Top of Data excerpts
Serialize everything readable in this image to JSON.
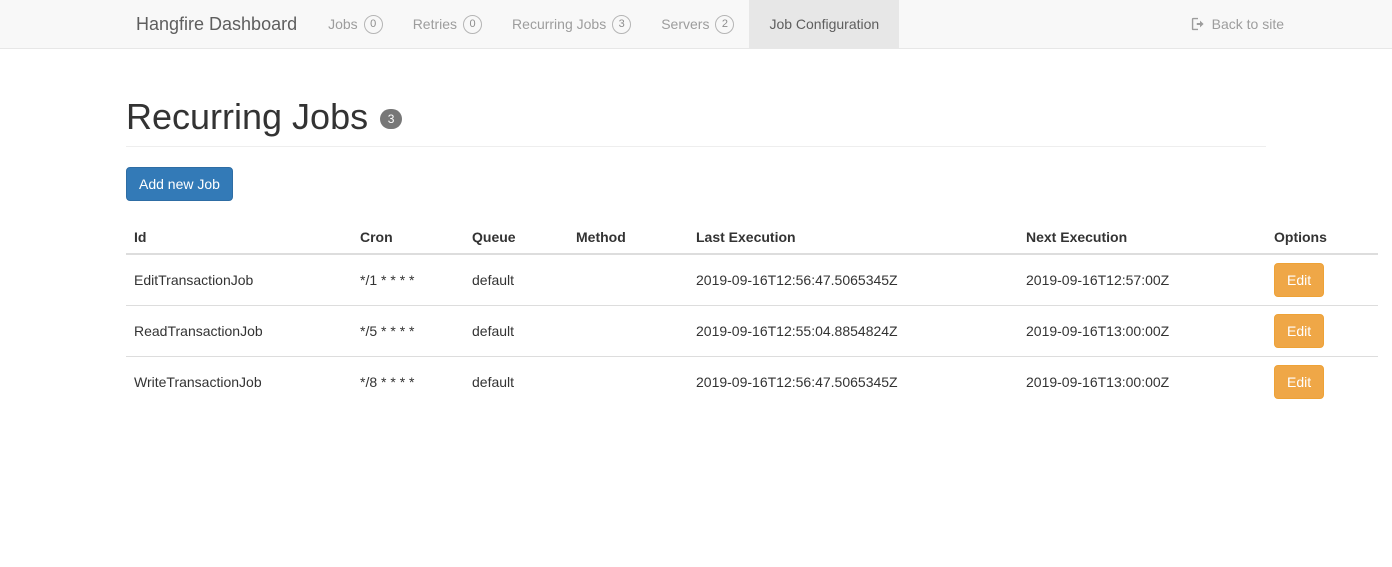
{
  "navbar": {
    "brand": "Hangfire Dashboard",
    "items": [
      {
        "label": "Jobs",
        "badge": "0",
        "active": false
      },
      {
        "label": "Retries",
        "badge": "0",
        "active": false
      },
      {
        "label": "Recurring Jobs",
        "badge": "3",
        "active": false
      },
      {
        "label": "Servers",
        "badge": "2",
        "active": false
      },
      {
        "label": "Job Configuration",
        "badge": null,
        "active": true
      }
    ],
    "back_link": {
      "label": "Back to site",
      "icon": "sign-out-icon"
    }
  },
  "page": {
    "title": "Recurring Jobs",
    "title_badge": "3",
    "add_button": "Add new Job"
  },
  "table": {
    "headers": {
      "id": "Id",
      "cron": "Cron",
      "queue": "Queue",
      "method": "Method",
      "last_execution": "Last Execution",
      "next_execution": "Next Execution",
      "options": "Options"
    },
    "rows": [
      {
        "id": "EditTransactionJob",
        "cron": "*/1 * * * *",
        "queue": "default",
        "method": "",
        "last_execution": "2019-09-16T12:56:47.5065345Z",
        "next_execution": "2019-09-16T12:57:00Z",
        "edit_label": "Edit"
      },
      {
        "id": "ReadTransactionJob",
        "cron": "*/5 * * * *",
        "queue": "default",
        "method": "",
        "last_execution": "2019-09-16T12:55:04.8854824Z",
        "next_execution": "2019-09-16T13:00:00Z",
        "edit_label": "Edit"
      },
      {
        "id": "WriteTransactionJob",
        "cron": "*/8 * * * *",
        "queue": "default",
        "method": "",
        "last_execution": "2019-09-16T12:56:47.5065345Z",
        "next_execution": "2019-09-16T13:00:00Z",
        "edit_label": "Edit"
      }
    ]
  },
  "colors": {
    "navbar_bg": "#f8f8f8",
    "navbar_active_bg": "#e7e7e7",
    "primary": "#337ab7",
    "warning": "#efa747",
    "badge_solid": "#777777",
    "text": "#333333",
    "muted": "#9d9d9d"
  }
}
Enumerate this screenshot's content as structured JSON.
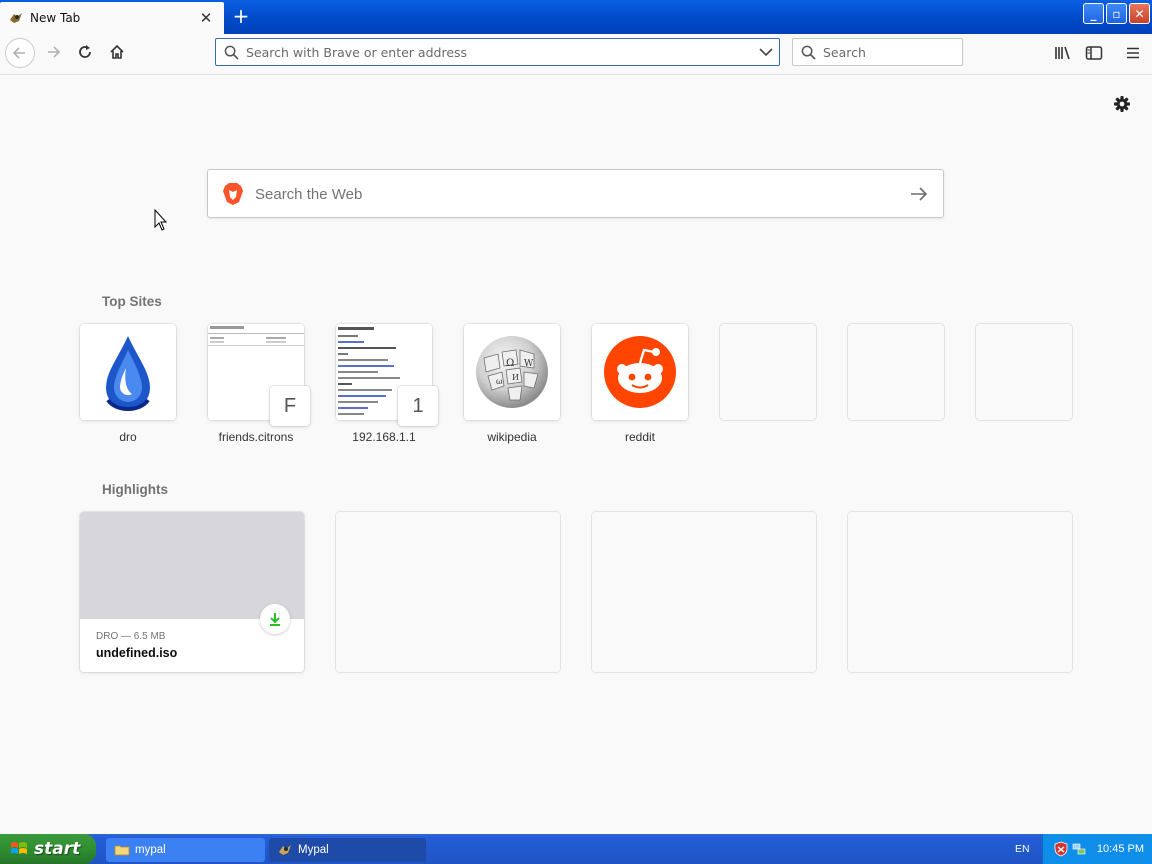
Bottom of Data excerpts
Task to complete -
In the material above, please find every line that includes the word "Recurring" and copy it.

Result below -
        "label": "Recurring Jobs",
    "title": "Recurring Jobs",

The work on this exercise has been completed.